The Saga of My Vocal Nodes (Or how I had to learn to shut up and appreciate silence)

NOTE! If you think you might have nodes, or are experiencing vocal stress and aren't sure why, please try to see a licensed speech pathologist (Find one here!). They are qualified to make sure you are not physically damaging your voice further, and to help you heal.

Around the middle of July, coinciding with the first of our multiple and stressful moves, I noticed that I had been having a hoarse voice much longer than normal with no other symptoms (no cold, no really "sore" throat...). I wrote it off as "stress" and figured if it continued after things settled down I'd see someone. When it didn't go away by the end of August I was really getting alarmed and September 2, 2002 they stuck a tube down my throat and found vocal nodes.

As a singer and voice teacher I was devastated. I was scared about what this would mean for my singing both long and short term, worried about how much damage had been done, and frankly embarrassed and a bit ashamed that I, a voice teacher and professional singer, got the dreaded nodes!

So I began to research them. Here's some of the urls I got information from:

American Speech Language Hearing Association

This page ASLHA - is some basic FAQs about vocal nodes.

The Center for Voice Disorders (CVD) of Wake Forest University

Teachers Take Note!

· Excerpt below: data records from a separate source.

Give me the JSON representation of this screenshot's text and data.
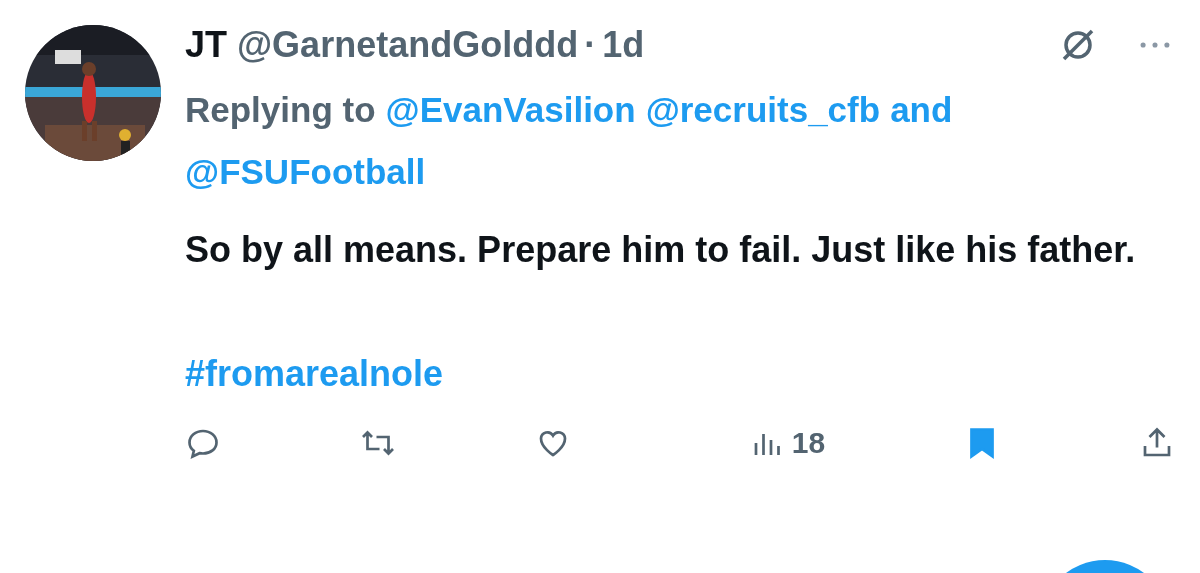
{
  "tweet": {
    "author_name": "JT",
    "handle": "@GarnetandGolddd",
    "separator": "·",
    "time": "1d",
    "reply_prefix": "Replying to",
    "reply_targets": [
      "@EvanVasilion",
      "@recruits_cfb",
      "@FSUFootball"
    ],
    "reply_conjunction": "and",
    "text": "So by all means. Prepare him to fail. Just like his father.",
    "hashtag": "#fromarealnole"
  },
  "actions": [
    {
      "kind": "reply"
    },
    {
      "kind": "retweet"
    },
    {
      "kind": "like",
      "selected": false
    },
    {
      "kind": "views",
      "count": "18"
    },
    {
      "kind": "bookmark",
      "selected": true
    },
    {
      "kind": "share"
    }
  ]
}
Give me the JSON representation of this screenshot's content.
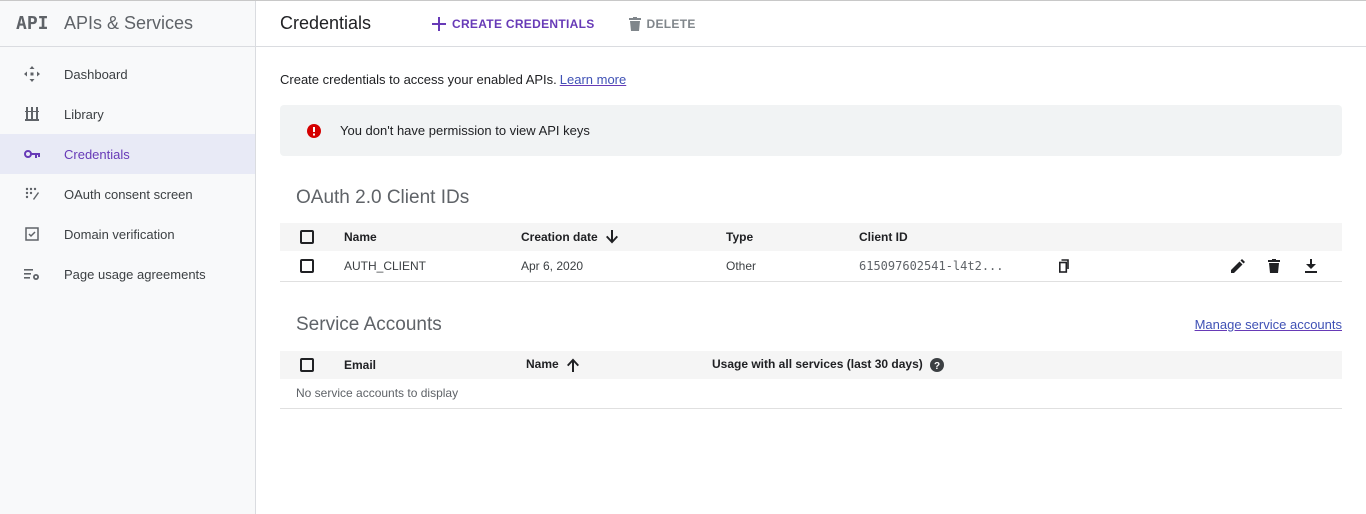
{
  "app": {
    "logo_text": "API",
    "title": "APIs & Services"
  },
  "sidebar": {
    "items": [
      {
        "label": "Dashboard",
        "icon": "dashboard-icon"
      },
      {
        "label": "Library",
        "icon": "library-icon"
      },
      {
        "label": "Credentials",
        "icon": "key-icon",
        "active": true
      },
      {
        "label": "OAuth consent screen",
        "icon": "consent-icon"
      },
      {
        "label": "Domain verification",
        "icon": "domain-verification-icon"
      },
      {
        "label": "Page usage agreements",
        "icon": "settings-list-icon"
      }
    ]
  },
  "toolbar": {
    "title": "Credentials",
    "create_label": "CREATE CREDENTIALS",
    "delete_label": "DELETE"
  },
  "intro": {
    "text": "Create credentials to access your enabled APIs.",
    "link": "Learn more"
  },
  "alert": {
    "text": "You don't have permission to view API keys"
  },
  "oauth": {
    "title": "OAuth 2.0 Client IDs",
    "columns": {
      "name": "Name",
      "creation_date": "Creation date",
      "type": "Type",
      "client_id": "Client ID"
    },
    "rows": [
      {
        "name": "AUTH_CLIENT",
        "creation_date": "Apr 6, 2020",
        "type": "Other",
        "client_id": "615097602541-l4t2..."
      }
    ]
  },
  "service_accounts": {
    "title": "Service Accounts",
    "manage_link": "Manage service accounts",
    "columns": {
      "email": "Email",
      "name": "Name",
      "usage": "Usage with all services (last 30 days)"
    },
    "empty_text": "No service accounts to display"
  },
  "colors": {
    "accent": "#673ab7",
    "error": "#d50000",
    "active_bg": "#e8eaf6"
  }
}
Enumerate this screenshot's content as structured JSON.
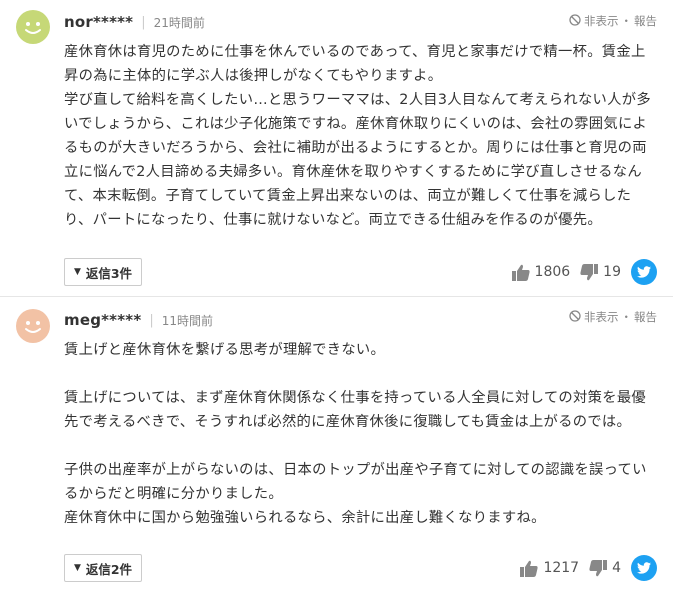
{
  "comments": [
    {
      "username": "nor*****",
      "time": "21時間前",
      "hide_label": "非表示",
      "report_label": "報告",
      "paragraphs": [
        "産休育休は育児のために仕事を休んでいるのであって、育児と家事だけで精一杯。賃金上昇の為に主体的に学ぶ人は後押しがなくてもやりますよ。",
        "学び直して給料を高くしたい…と思うワーママは、2人目3人目なんて考えられない人が多いでしょうから、これは少子化施策ですね。産休育休取りにくいのは、会社の雰囲気によるものが大きいだろうから、会社に補助が出るようにするとか。周りには仕事と育児の両立に悩んで2人目諦める夫婦多い。育休産休を取りやすくするために学び直しさせるなんて、本末転倒。子育てしていて賃金上昇出来ないのは、両立が難しくて仕事を減らしたり、パートになったり、仕事に就けないなど。両立できる仕組みを作るのが優先。"
      ],
      "reply_label": "返信3件",
      "likes": "1806",
      "dislikes": "19",
      "avatar_color": "#c6d877"
    },
    {
      "username": "meg*****",
      "time": "11時間前",
      "hide_label": "非表示",
      "report_label": "報告",
      "paragraphs": [
        "賃上げと産休育休を繋げる思考が理解できない。",
        "",
        "賃上げについては、まず産休育休関係なく仕事を持っている人全員に対しての対策を最優先で考えるべきで、そうすれば必然的に産休育休後に復職しても賃金は上がるのでは。",
        "",
        "子供の出産率が上がらないのは、日本のトップが出産や子育てに対しての認識を誤っているからだと明確に分かりました。",
        "産休育休中に国から勉強強いられるなら、余計に出産し難くなりますね。"
      ],
      "reply_label": "返信2件",
      "likes": "1217",
      "dislikes": "4",
      "avatar_color": "#f2c2a5"
    }
  ],
  "colors": {
    "twitter": "#1da1f2",
    "muted": "#888888",
    "text": "#333333"
  },
  "icons": [
    "smiley-avatar-icon",
    "ban-icon",
    "thumbs-up-icon",
    "thumbs-down-icon",
    "twitter-icon",
    "triangle-down-icon"
  ]
}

The National Center for Voice and Speech (has the very informative "Voice Academy" specifically designed to educate teachers about vocal disorders and fatigue!)

Please realize that these are just some of the most useful of the many sites I found and I can't vouch for the validity of the information therein - if you are concerned about your voice please, see a doctor or a licensed speech pathologist (Find one here!).

Also my friend Joanna Cazden (who is a licensed speech pathologist as well as a voice teacher!)has a site full of useful information: The Voice of Your Life

Here is a link to my hand out on vocal health that I give students and workshop attendees.

I found out that it is actually quite common for singers, even those of us who take excellent care of our singing voices, to develop nodes due to misuse of our speaking voices, particularly when in stressful times. Joy. So now it is a personal mission to make sure that other singers are more aware of this and really take seriously vocal trouble that lasts more than a couple weeks.

Here's a picture of my nodes - oh boy! See the little bumps on the white V shaped cords? Those are the nodes. They are in the typical spot. Notice how the vocal folds can't close fully? That's what makes for the breathy / raspy sound.

Fortunately they think I got them fairly early and my dedication to therapy is likely to allow a complete healing. Unfortunately this means that I'm supposed to avoid talking as much as possible (those of you who know me are laughing uproariously, especially those of you who know that I have two children - Corwin almost a year old, who is learning to talk and Rowan, almost 3 years old who is very very verbal and loves to be sung to and read to.) I'm also not allowed to sing for several months.(except for some really limited "vocal function exercises" that are very simple warm ups and a test of how long you can hold tones.) We anticipate my being able to participate in Contata in June where Ed has a gig as a guest of honor but before that - not sure how much singing I'll be doing. It's very very hard on me. It feels like I'm a changeling. I'm so used to being able to sing anything I want, with a big strong voice and a range of over 2 octaves. Now I'm breathy, raspy, sometimes it just gives out, I can't even talk much, let alone sing, and when I do try to sing I can't. I don't mean to over dramatize things but when I'm at my most depressed it seems like it must be similar to someone who has a stroke and has to relearn how to do things that were totally ingrained.

On the other hand - I'm trying to brush up on my instrumental skills, we're all learning American Sign Language together, I'm trying to learn to appreciate silence and meditation more, I'm forcing myself to do more relaxation and yoga and Alexander work... and I think in the future, when I start teaching again, I'll be a better teacher because I surely am having to learn all over again and be aware of things that I used to take for granted as second nature.

One last note on this - I worked with a very nice speech pathologist who is also a folk singer. Karen McFeeters. She has 2 CDs out! Check her out. Tell her "mew" sent you.


After a year of not singing and trying not to talk much I went back and had myself re-strobed. (Will try to find the picture and get it up) Things look good! The doctor said that the nodes are not completely gone but look very good. He said that they may go away completely but they may not and even if they don't plenty of professional singers perform with nodes the size of mine. So - hopefully they'll dissapear forever eventually but no matter what I'm considerably more aware of vocal stress and fatigue now at least so am not likely to let things go again. However, I am currently pursuing a Masters of Education and I read "Teachers are a whopping 32 times more likely to report voice difficulties than people in other jobs, according to a recent study." Yay.

If you are a teacher check out this terrific page! The Voice Academy is a special online web tutorial specifically designed to educate teachers about vocal disorders and fatigue.